Unfortunately there is a regressing trend in human rights advancement across the globe, and Muslim-majority countries are no exception. Women have always been able to raise their voices even at the hardest of times – under colonialism, war, occupation. Although we name these ‘women’s movements’, they often are born from a context of being anti-oppression in the broadest definition of that word. Here I’d like to mention and pay tribute to the awe-inspiring women’s movements in the Arab world. The late Nawal El Saadawi said in a BBC interview that no individual ruler can bring rights to women, or to anybody else for that matter, and that women will have to organize themselves. I think one of the tenets of Orientalism is to think of women living in Muslim societies as oppressed and second class. While it is true that some interpretations of Islam may allow this sort of treatment, there is always the other side of that medallion, which is women’s rebellion against oppression.
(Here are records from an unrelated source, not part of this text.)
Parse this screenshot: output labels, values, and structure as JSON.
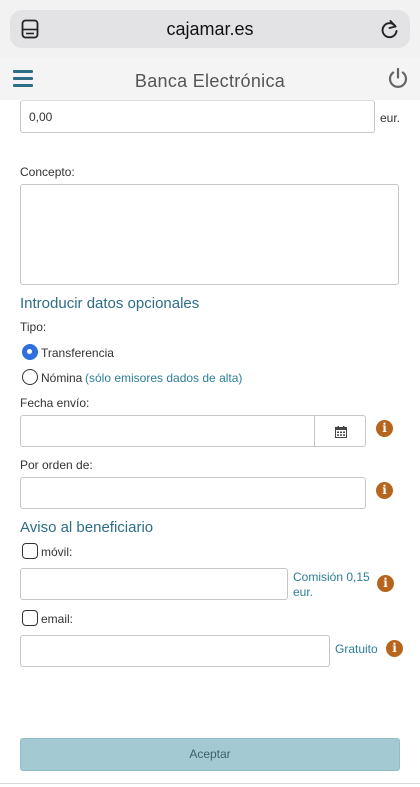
{
  "browser": {
    "url": "cajamar.es"
  },
  "header": {
    "title": "Banca Electrónica"
  },
  "form": {
    "amount_value": "0,00",
    "currency": "eur.",
    "concept_label": "Concepto:",
    "concept_value": "",
    "optional_title": "Introducir datos opcionales",
    "type_label": "Tipo:",
    "type_options": [
      {
        "label": "Transferencia",
        "selected": true
      },
      {
        "label": "Nómina",
        "selected": false
      }
    ],
    "nomina_note": "(sólo emisores dados de alta)",
    "send_date_label": "Fecha envío:",
    "send_date_value": "",
    "order_label": "Por orden de:",
    "order_value": "",
    "notice_title": "Aviso al beneficiario",
    "mobile_label": "móvil:",
    "mobile_checked": false,
    "mobile_value": "",
    "mobile_fee_line1": "Comisión 0,15",
    "mobile_fee_line2": "eur.",
    "email_label": "email:",
    "email_checked": false,
    "email_value": "",
    "email_fee": "Gratuito",
    "submit_label": "Aceptar"
  },
  "colors": {
    "accent": "#2d6e86",
    "info_icon": "#b7651e",
    "radio_selected": "#2f6fe0",
    "submit_bg": "#a3cad3"
  },
  "icons": {
    "tabs": "tabs-icon",
    "reload": "reload-icon",
    "menu": "hamburger-menu-icon",
    "power": "power-icon",
    "calendar": "calendar-icon",
    "info": "info-icon"
  }
}
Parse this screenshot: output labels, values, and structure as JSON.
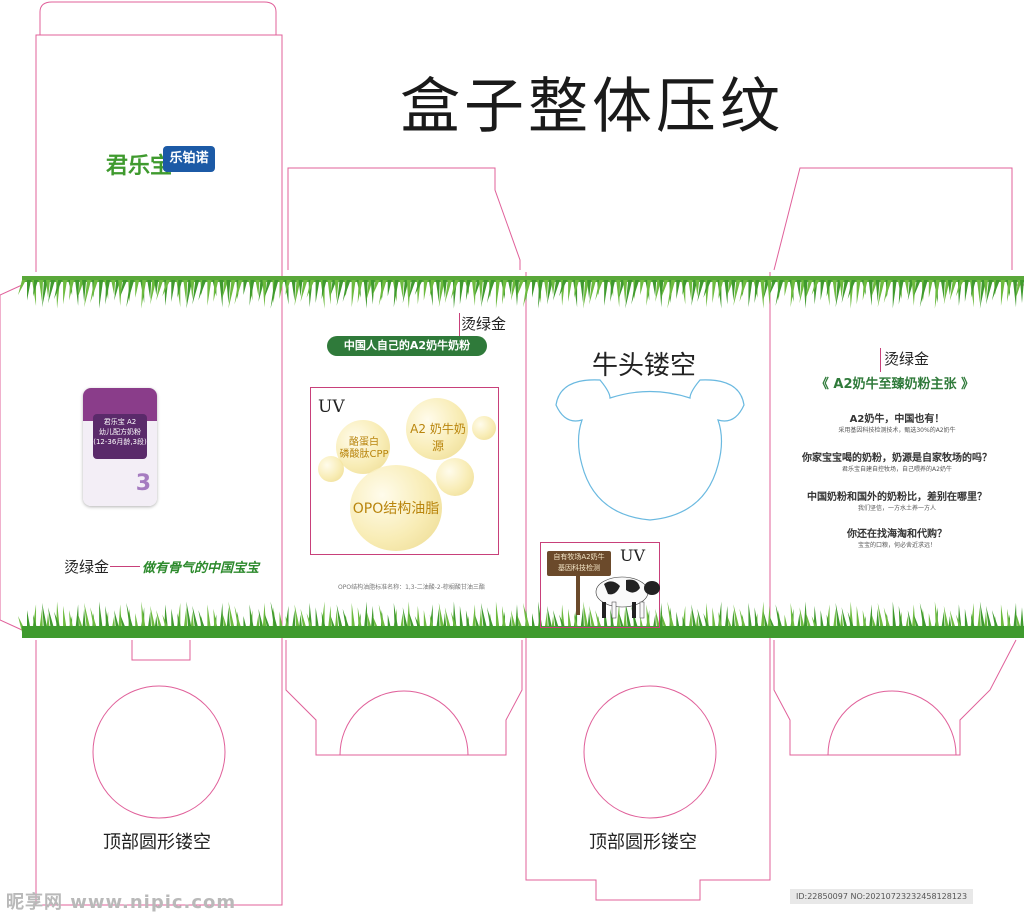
{
  "title": "盒子整体压纹",
  "top_flap_brand": {
    "logo_left": "君乐宝",
    "logo_right": "乐铂诺"
  },
  "panel1": {
    "can_top_text": "君乐宝 A2",
    "can_label": "幼儿配方奶粉",
    "can_sublabel": "(12-36月龄,3段)",
    "can_number": "3",
    "foil_label": "烫绿金",
    "slogan": "做有骨气的中国宝宝"
  },
  "panel2": {
    "foil_label": "烫绿金",
    "banner": "中国人自己的A2奶牛奶粉",
    "uv_label": "UV",
    "bubble1": "酪蛋白\n磷酸肽CPP",
    "bubble2": "A2 奶牛奶源",
    "bubble3": "OPO结构油脂",
    "footnote": "OPO结构油脂标准名称：1,3-二油酸-2-棕榈酸甘油三酯"
  },
  "panel3": {
    "cutout_label": "牛头镂空",
    "uv_label": "UV",
    "sign_line1": "自有牧场A2奶牛",
    "sign_line2": "基因科技检测"
  },
  "panel4": {
    "foil_label": "烫绿金",
    "headline": "《 A2奶牛至臻奶粉主张 》",
    "items": [
      {
        "h": "A2奶牛，中国也有！",
        "s": "采用基因科技检测技术，甄选30%的A2奶牛"
      },
      {
        "h": "你家宝宝喝的奶粉，奶源是自家牧场的吗？",
        "s": "君乐宝自建自控牧场，自己喂养的A2奶牛"
      },
      {
        "h": "中国奶粉和国外的奶粉比，差别在哪里？",
        "s": "我们坚信，一方水土养一方人"
      },
      {
        "h": "你还在找海淘和代购？",
        "s": "宝宝的口粮，何必舍近求远！"
      }
    ]
  },
  "bottom": {
    "label_left": "顶部圆形镂空",
    "label_right": "顶部圆形镂空"
  },
  "watermark": {
    "site": "昵享网 www.nipic.com",
    "id": "ID:22850097 NO:20210723232458128123"
  },
  "colors": {
    "dieline": "#e0609a",
    "grass": "#3f9a2e",
    "brand_green": "#2f7a3a",
    "brand_blue": "#1c5aa6",
    "uv_box": "#c8407a",
    "cow_outline": "#6ab9e0"
  }
}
And if we do not see that, we are not seeing the whole picture, which paves the way to narratives like ‘feminism was imposed on Middle Eastern women’ that are misleading.
The gist of the matter here is that even in places where the imprint of Islam is much stronger than in Turkey, there have always been women’s movements, long before ‘the West’ made it a thing and gave it a name. I think women’s rights as an inherently western or modern invention is a myth, and one that conservatives have exploited much to their advantage.
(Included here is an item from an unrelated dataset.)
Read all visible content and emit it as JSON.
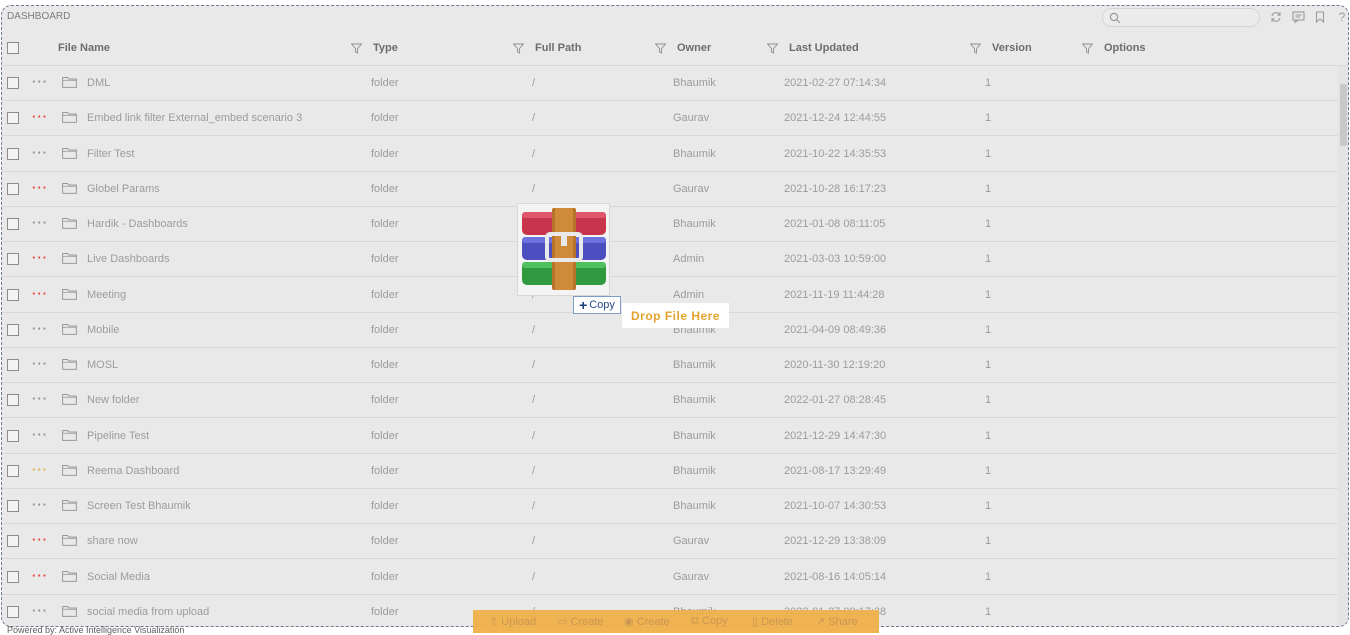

My work bringing together experts in different sectors to discuss solutions to common problems has shown me that the more we streamline women into discussions on issues like security, development or environment, the better our policies are.
I think we should stop seeing women in Muslim countries by default as victims and instead support their ongoing struggles. How can European feminists and liberals support the struggle of Turkish women’s rights activists? One thing I would suggest is to acknowledge and appreciate the whole rainbow of minority, feminist and other human rights movements of the country and agree that women face similar problems as elsewhere: the glass ceiling, gender pay gap, sexual harassment, household work burden, etc. How can we cooperate?
It would be important to express solidarity, create better linkages such as European Women’s Lobby, and be informed and work on training and capacity building, and support women’s cooperatives. When abortions were finally made legal in Argentina, it had effects here – because it raised hopes that unifying helps us succeed even as far as South America. Women’s rights advocates are not just “angry women”, they are striving for better legal protection, for better opportunities, for equality. I do think there is something to be said there to the general society, let it be liberal or conservative. It is not okay to NOT have equal pay, equal opportunities, equal parental leave and talk of household work as if it is a women’s issue. No matter if you are in Estonia, Turkey, USA or Iran, these barriers or invisible walls are similar everywhere. It is not easy to demolish these centuries’ old biases and political, social and economic structures, but we have to do it. It is the 21st century.